> [Required work]
Throughout the listing below, copy each line containing "smiley".

Start of Task input

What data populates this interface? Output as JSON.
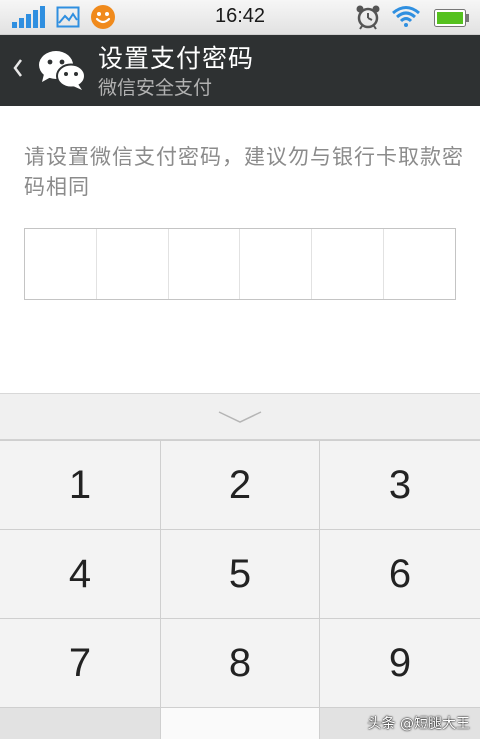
{
  "status_bar": {
    "time": "16:42",
    "icons": [
      "signal-icon",
      "gallery-icon",
      "smiley-notification-icon",
      "alarm-clock-icon",
      "wifi-icon",
      "battery-icon"
    ],
    "colors": {
      "signal": "#2f8fe0",
      "wifi": "#2f8fe0",
      "battery": "#55c11f",
      "smiley": "#f08a1c"
    }
  },
  "header": {
    "title": "设置支付密码",
    "subtitle": "微信安全支付",
    "back_icon": "chevron-left-icon",
    "logo_icon": "wechat-logo-icon",
    "background": "#2e3132"
  },
  "instruction": "请设置微信支付密码，建议勿与银行卡取款密码相同",
  "pin": {
    "length": 6
  },
  "keyboard": {
    "collapse_icon": "chevron-down-icon",
    "keys": [
      {
        "label": "1"
      },
      {
        "label": "2"
      },
      {
        "label": "3"
      },
      {
        "label": "4"
      },
      {
        "label": "5"
      },
      {
        "label": "6"
      },
      {
        "label": "7"
      },
      {
        "label": "8"
      },
      {
        "label": "9"
      }
    ]
  },
  "watermark": "头条 @短腿大王"
}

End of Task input

> [Response]
      "smiley-notification-icon",
      "smiley": "#f08a1c"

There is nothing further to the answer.